  • The Diagnostic and Statistical Manual of Mental Disorders, 5th edition (DSM-5) establishes that an episode of depression can include symptoms such as:
    • loss of interest or pleasure in activities you once enjoyed
    • decreased focus and concentration
    • feelings of sadness, despair, hopelessness, or emptiness
    • sense of worthlessness or guilt
    • low energy and fatigue
    • thoughts of death or suicide ideation

According to Dr. Shauna Pollard, a licensed clinical psychologist from Rockville, Maryland, these symptoms of depression can lead to procrastination. In turn, procrastinating can sometimes worsen depression.

“We often put off or avoid experiences that we think unpleasant with the assumption that we will feel differently at a later time point,” she explains. “A person with depression will often overestimate how unpleasant a task will be or underestimate how long it will take them to complete [it].”

This can create a cycle of procrastinating and depression symptoms, says Pollard. The depression and associated pessimism can keep you from asking for help or problem solving around barriers that make the task unpleasant.

  • “Depression can make it difficult to stay calm and keep moving forward due to self-defeating thoughts. For example, that you’ll never be good enough or you might as well give up,” Pollard says.
  • Ask a friend or family member to sit in the same room while you work on an important task, suggests Pollard, to help hold you accountable. Accountability partners can keep you motivated and feeling supported.
  • For important things to get done, you may need to sometimes have extra help when procrastination is an outcome of depression.

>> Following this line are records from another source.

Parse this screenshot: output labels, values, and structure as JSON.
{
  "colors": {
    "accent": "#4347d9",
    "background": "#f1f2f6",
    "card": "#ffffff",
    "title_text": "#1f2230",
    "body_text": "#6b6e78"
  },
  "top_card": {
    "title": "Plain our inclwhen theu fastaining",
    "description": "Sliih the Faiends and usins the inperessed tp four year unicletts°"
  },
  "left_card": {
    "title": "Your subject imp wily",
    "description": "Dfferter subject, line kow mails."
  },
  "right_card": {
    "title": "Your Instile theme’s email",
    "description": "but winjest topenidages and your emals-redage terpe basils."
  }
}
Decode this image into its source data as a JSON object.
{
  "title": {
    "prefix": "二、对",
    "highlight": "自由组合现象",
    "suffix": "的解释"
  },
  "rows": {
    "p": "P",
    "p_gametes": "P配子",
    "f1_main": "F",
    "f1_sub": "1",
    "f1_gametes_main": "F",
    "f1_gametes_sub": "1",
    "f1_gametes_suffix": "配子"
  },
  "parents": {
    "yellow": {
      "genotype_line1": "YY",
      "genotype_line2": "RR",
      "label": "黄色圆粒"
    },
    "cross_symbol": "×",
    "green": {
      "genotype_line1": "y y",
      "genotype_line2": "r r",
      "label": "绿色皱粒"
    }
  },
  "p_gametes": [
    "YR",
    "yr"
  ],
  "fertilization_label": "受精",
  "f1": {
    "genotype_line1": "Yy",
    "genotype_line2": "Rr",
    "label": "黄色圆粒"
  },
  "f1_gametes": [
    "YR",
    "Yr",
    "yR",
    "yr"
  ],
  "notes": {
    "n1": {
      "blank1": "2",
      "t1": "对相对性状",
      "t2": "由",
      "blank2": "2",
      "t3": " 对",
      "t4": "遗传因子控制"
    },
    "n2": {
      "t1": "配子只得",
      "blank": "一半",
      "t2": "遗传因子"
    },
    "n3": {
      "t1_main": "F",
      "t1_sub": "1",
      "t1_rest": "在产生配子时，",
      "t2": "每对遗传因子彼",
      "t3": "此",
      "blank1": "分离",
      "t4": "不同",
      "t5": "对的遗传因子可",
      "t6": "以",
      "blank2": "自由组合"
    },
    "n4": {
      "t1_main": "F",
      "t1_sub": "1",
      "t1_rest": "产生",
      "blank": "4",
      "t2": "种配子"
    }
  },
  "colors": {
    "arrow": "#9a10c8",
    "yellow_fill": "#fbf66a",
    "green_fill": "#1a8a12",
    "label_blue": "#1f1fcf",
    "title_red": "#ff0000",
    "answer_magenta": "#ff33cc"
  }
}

“Outsource tasks,” Pollard recommends, “if possible, like laundry, meal prep, grocery shopping, cleaning, even if only for a brief period of time.”

Read the full article on PsychCentral